[Source records]
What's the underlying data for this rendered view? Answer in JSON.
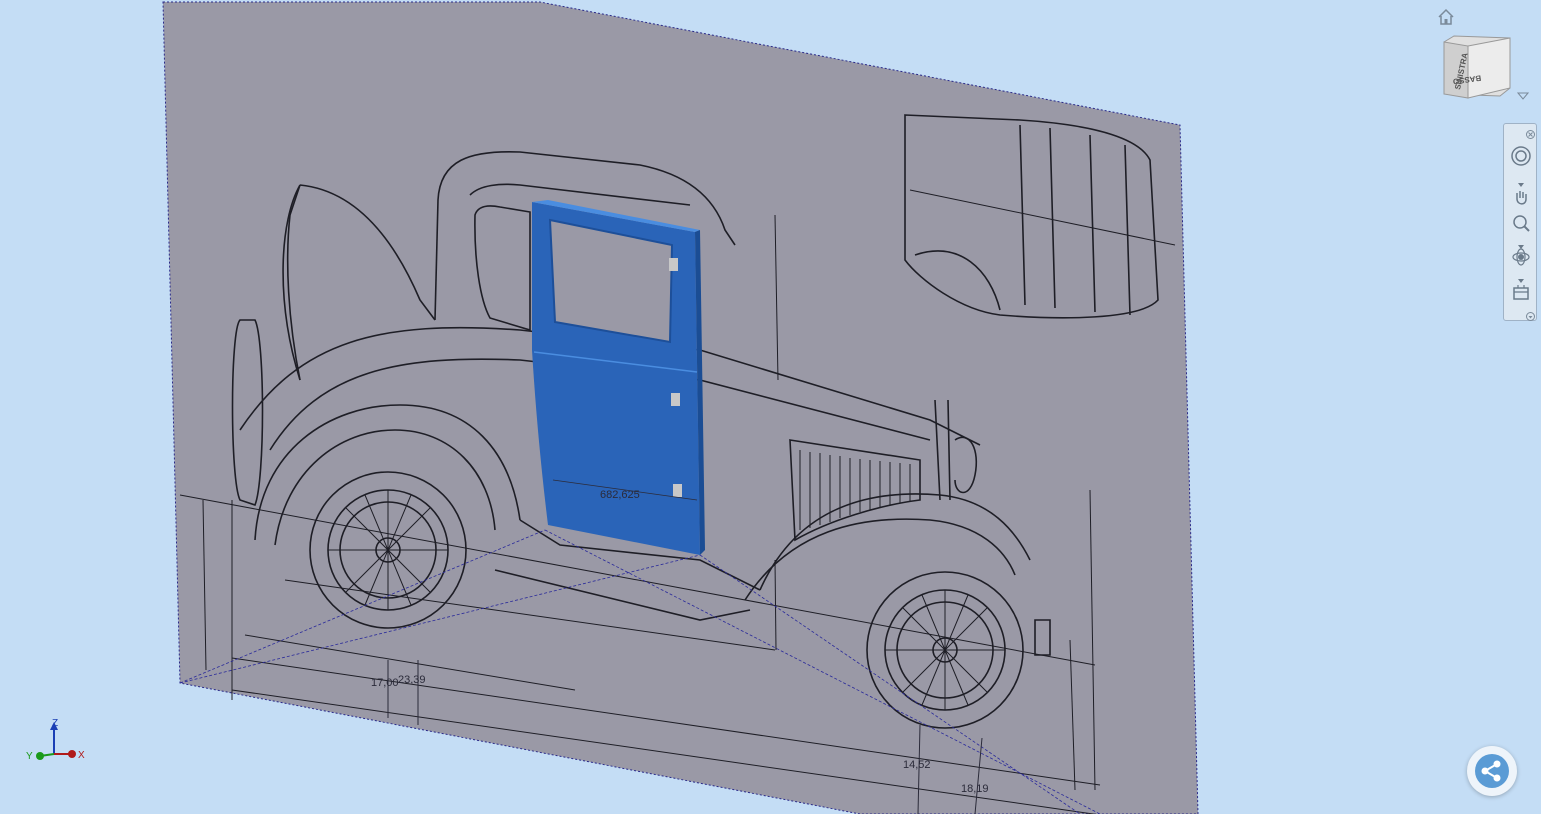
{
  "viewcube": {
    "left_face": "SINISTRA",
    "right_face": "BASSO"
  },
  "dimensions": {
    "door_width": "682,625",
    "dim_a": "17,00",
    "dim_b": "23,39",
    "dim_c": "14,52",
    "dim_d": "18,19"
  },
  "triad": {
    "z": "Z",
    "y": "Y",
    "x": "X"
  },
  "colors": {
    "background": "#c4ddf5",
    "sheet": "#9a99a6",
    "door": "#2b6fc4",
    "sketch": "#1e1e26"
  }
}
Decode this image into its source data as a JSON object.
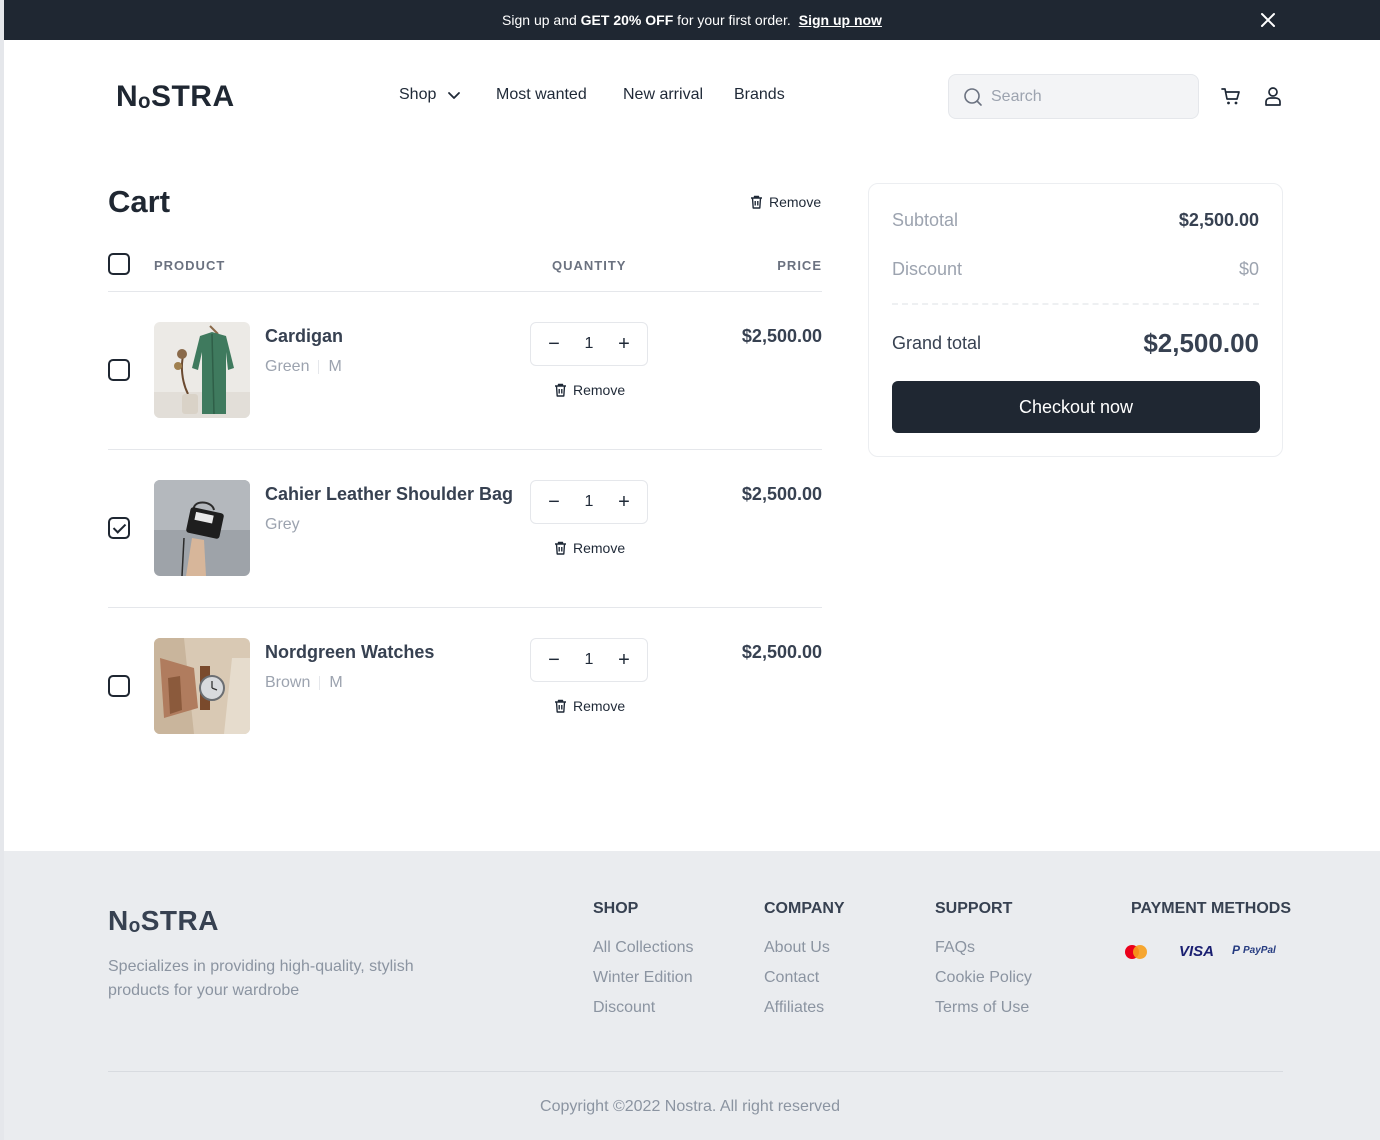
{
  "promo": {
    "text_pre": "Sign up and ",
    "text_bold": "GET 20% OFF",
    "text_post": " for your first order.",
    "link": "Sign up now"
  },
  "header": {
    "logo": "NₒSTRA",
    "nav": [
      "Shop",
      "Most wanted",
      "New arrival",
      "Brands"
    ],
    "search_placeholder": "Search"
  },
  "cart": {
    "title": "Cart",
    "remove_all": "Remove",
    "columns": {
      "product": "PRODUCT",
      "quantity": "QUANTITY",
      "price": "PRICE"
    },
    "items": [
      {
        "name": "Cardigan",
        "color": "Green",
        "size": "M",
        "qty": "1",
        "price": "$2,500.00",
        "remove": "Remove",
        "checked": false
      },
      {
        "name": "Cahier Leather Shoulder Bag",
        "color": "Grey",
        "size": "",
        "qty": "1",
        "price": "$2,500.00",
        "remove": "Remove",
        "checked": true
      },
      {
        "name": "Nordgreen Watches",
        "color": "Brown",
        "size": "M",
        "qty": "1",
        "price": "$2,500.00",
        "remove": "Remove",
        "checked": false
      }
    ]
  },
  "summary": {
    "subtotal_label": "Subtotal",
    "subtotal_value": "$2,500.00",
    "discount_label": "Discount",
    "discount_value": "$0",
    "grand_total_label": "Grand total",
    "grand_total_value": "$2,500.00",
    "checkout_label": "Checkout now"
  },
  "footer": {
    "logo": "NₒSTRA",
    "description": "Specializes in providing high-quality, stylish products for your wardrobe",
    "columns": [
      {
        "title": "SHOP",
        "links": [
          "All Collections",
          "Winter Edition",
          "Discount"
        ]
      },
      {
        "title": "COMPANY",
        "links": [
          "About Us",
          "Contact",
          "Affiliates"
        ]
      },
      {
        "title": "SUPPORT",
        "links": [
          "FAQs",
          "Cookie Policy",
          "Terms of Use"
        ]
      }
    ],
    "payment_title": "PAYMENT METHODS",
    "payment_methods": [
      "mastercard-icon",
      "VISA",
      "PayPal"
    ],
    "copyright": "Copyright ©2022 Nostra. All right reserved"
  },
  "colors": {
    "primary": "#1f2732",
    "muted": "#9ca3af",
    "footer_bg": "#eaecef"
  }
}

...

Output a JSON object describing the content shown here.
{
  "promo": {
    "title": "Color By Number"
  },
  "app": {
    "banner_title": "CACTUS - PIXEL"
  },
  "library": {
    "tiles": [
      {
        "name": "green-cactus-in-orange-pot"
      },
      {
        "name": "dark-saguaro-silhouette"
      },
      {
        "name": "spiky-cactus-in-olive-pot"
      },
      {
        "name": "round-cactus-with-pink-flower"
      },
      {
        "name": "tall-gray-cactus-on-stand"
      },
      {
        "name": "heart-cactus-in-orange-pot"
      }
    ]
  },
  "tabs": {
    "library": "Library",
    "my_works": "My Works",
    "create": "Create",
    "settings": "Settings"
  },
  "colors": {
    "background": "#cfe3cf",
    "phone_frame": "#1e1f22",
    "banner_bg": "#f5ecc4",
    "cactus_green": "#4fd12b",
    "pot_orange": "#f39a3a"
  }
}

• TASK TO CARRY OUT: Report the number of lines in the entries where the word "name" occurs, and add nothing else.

• SOLUTION TO THIS TASK: 9